Vanderbilt University – Peabody College

  • area / size 71,000 sqft
  • Completed 2020
  • SGA was tasked with creating a space for everyone with Peabody College at Vanderbilt University in Nashville, Tennessee.

    Tasked with the challenge of refurbishing Vanderbilt University’s Peabody College of Education and Human Development, SGA teamed up with local Nashville firm Centric Architecture to create a program that would modernize the space and breathe new life into the institution. This 71,000 square-foot renovation project included the design of a brand new graduate student center with active learning classrooms – a 16,000 square-foot “jewel box” connector addition that splits the pre-existing structure in two. Where concrete walls once stood, a three-story glass façade now adds depth, allowing plenty of natural light to fill the new atrium lobby, café, and lounge. The addition serves as a visual break from the original early 20th-century architecture and offers a warm, inviting space for students to convene for studying, learning, and socializing. The renovations also improved accessibility and added amenities like a wellness room and two lactation rooms – a reflection of Vanderbilt University’s commitment to equity and inclusion.

    Sustainability was another key factor in the development of this project, which is pursuing LEED Gold certification and 3 Living Building Challenge Petals.

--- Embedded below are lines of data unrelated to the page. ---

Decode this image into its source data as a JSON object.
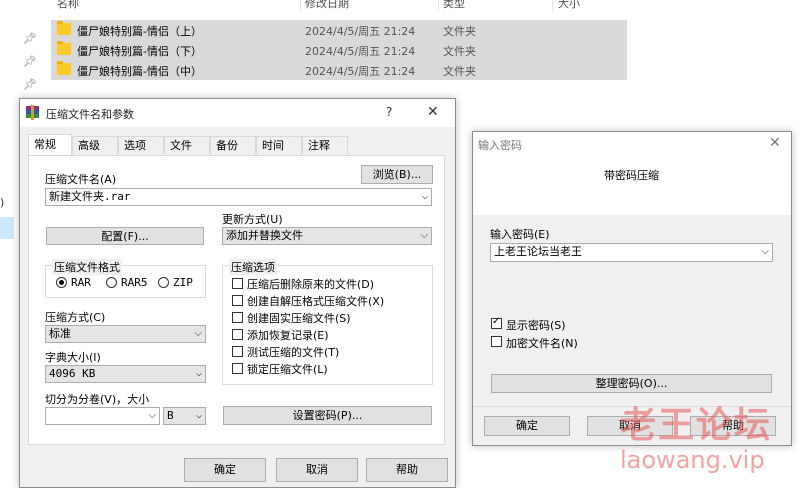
{
  "explorer": {
    "columns": {
      "name": "名称",
      "date": "修改日期",
      "type": "类型",
      "size": "大小"
    },
    "files": [
      {
        "name": "僵尸娘特别篇-情侣（上）",
        "date": "2024/4/5/周五 21:24",
        "type": "文件夹"
      },
      {
        "name": "僵尸娘特别篇-情侣（下）",
        "date": "2024/4/5/周五 21:24",
        "type": "文件夹"
      },
      {
        "name": "僵尸娘特别篇-情侣（中）",
        "date": "2024/4/5/周五 21:24",
        "type": "文件夹"
      }
    ],
    "pin_icon": "pin-icon",
    "left_fragment": ")"
  },
  "archive_dialog": {
    "title": "压缩文件名和参数",
    "help_glyph": "?",
    "close_glyph": "✕",
    "tabs": [
      "常规",
      "高级",
      "选项",
      "文件",
      "备份",
      "时间",
      "注释"
    ],
    "archive_name_label": "压缩文件名(A)",
    "browse_button": "浏览(B)...",
    "archive_name_value": "新建文件夹.rar",
    "update_mode_label": "更新方式(U)",
    "update_mode_value": "添加并替换文件",
    "profiles_button": "配置(F)...",
    "format_group": "压缩文件格式",
    "formats": [
      "RAR",
      "RAR5",
      "ZIP"
    ],
    "selected_format": "RAR",
    "options_group": "压缩选项",
    "options": [
      "压缩后删除原来的文件(D)",
      "创建自解压格式压缩文件(X)",
      "创建固实压缩文件(S)",
      "添加恢复记录(E)",
      "测试压缩的文件(T)",
      "锁定压缩文件(L)"
    ],
    "method_label": "压缩方式(C)",
    "method_value": "标准",
    "dict_label": "字典大小(I)",
    "dict_value": "4096 KB",
    "split_label": "切分为分卷(V)，大小",
    "split_unit": "B",
    "set_password_button": "设置密码(P)...",
    "ok_button": "确定",
    "cancel_button": "取消",
    "help_button": "帮助"
  },
  "password_dialog": {
    "title": "输入密码",
    "close_glyph": "✕",
    "heading": "带密码压缩",
    "password_label": "输入密码(E)",
    "password_value": "上老王论坛当老王",
    "show_password_label": "显示密码(S)",
    "show_password_checked": true,
    "encrypt_names_label": "加密文件名(N)",
    "encrypt_names_checked": false,
    "organize_button": "整理密码(O)...",
    "ok_button": "确定",
    "cancel_button": "取消",
    "help_button": "帮助"
  },
  "watermark": {
    "line1": "老王论坛",
    "line2": "laowang.vip"
  },
  "colors": {
    "selection": "#cce8ff",
    "accent": "#0078d7",
    "dialog_bg": "#f0f0f0",
    "folder": "#ffca28",
    "watermark": "#e85a5a"
  }
}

Several elements contributing to these pursuits include: a living green wall in the atrium space that boosts occupants’ health and happiness; the use of FSC-certified wood throughout the entire project; the specification of Red List-free products and materials; the reuse of building materials recovered in the demolition stage; a rainwater conservation system that saves over 34,000 gallons of potable water each year; and enhanced daylight harvesting throughout the building.

    Ultimately, SGA’s work pays respect to the institution’s history by preserving and restoring much of the building’s original character, while at the same time creating a modern infrastructure that is relevant and functional for both current and future occupants for the next 100 years.

    Design: SGA
    Photography: Nick McGinn